*EXERCISE*: In the records below, tally every line containing "this". Report only the total.

*LISTED ENTRIES*:
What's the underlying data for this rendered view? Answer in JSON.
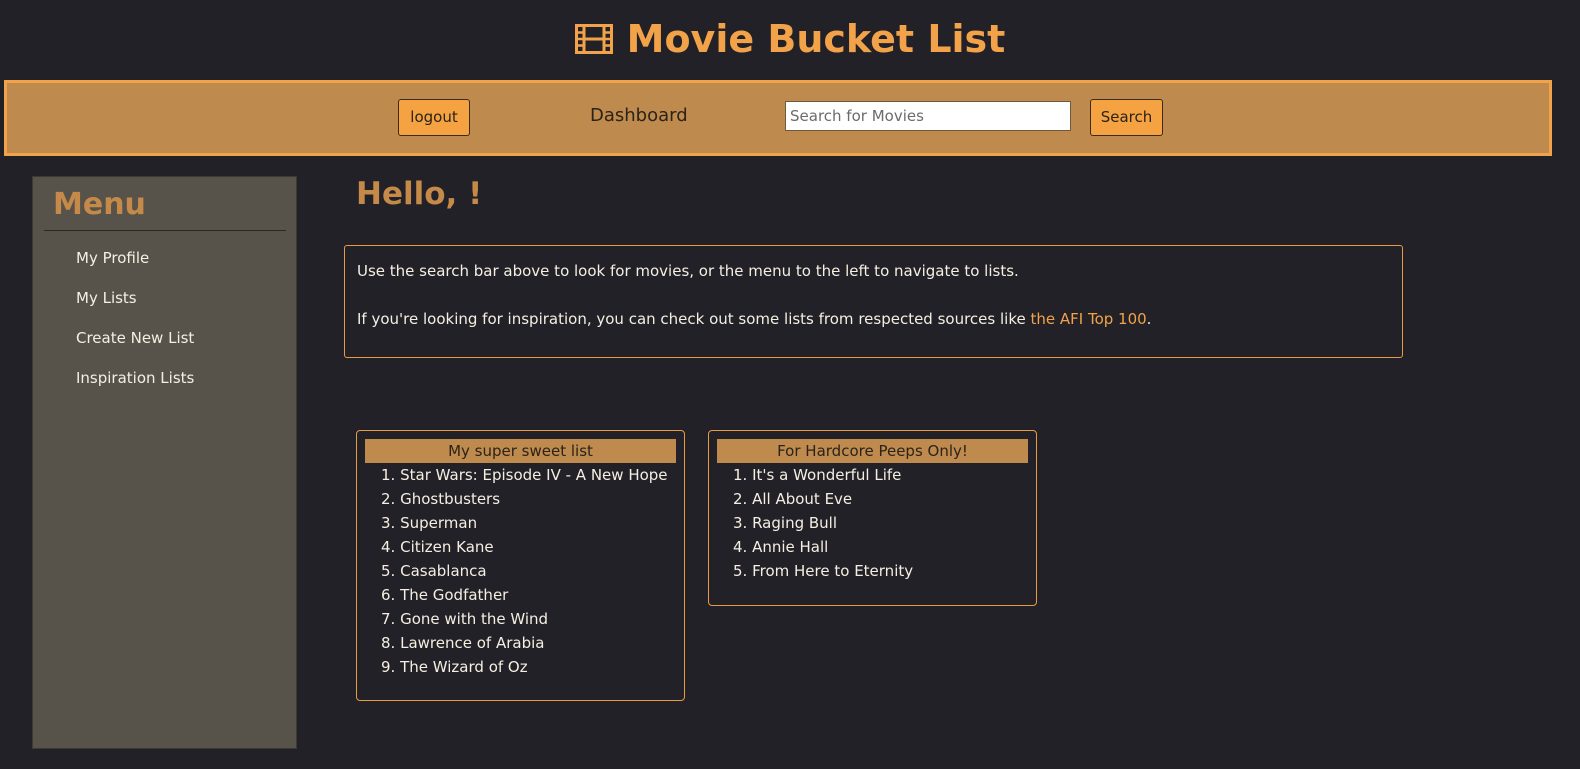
{
  "header": {
    "title": "Movie Bucket List",
    "icon": "film-icon"
  },
  "navbar": {
    "logout_label": "logout",
    "dashboard_label": "Dashboard",
    "search_placeholder": "Search for Movies",
    "search_value": "",
    "search_label": "Search"
  },
  "sidebar": {
    "heading": "Menu",
    "items": [
      {
        "label": "My Profile"
      },
      {
        "label": "My Lists"
      },
      {
        "label": "Create New List"
      },
      {
        "label": "Inspiration Lists"
      }
    ]
  },
  "main": {
    "greeting": "Hello, !",
    "info": {
      "line1": "Use the search bar above to look for movies, or the menu to the left to navigate to lists.",
      "line2_before": "If you're looking for inspiration, you can check out some lists from respected sources like ",
      "line2_link": "the AFI Top 100",
      "line2_after": "."
    },
    "lists": [
      {
        "title": "My super sweet list",
        "movies": [
          "Star Wars: Episode IV - A New Hope",
          "Ghostbusters",
          "Superman",
          "Citizen Kane",
          "Casablanca",
          "The Godfather",
          "Gone with the Wind",
          "Lawrence of Arabia",
          "The Wizard of Oz"
        ]
      },
      {
        "title": "For Hardcore Peeps Only!",
        "movies": [
          "It's a Wonderful Life",
          "All About Eve",
          "Raging Bull",
          "Annie Hall",
          "From Here to Eternity"
        ]
      }
    ]
  },
  "colors": {
    "background": "#222127",
    "accent": "#f2a34a",
    "navbar": "#bf8a4e",
    "sidebar": "#58534a"
  }
}
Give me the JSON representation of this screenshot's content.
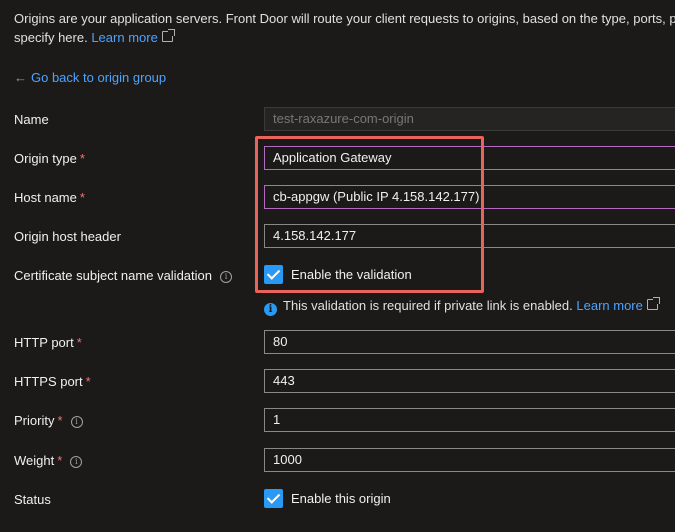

*RESPONSE BELOW*: 2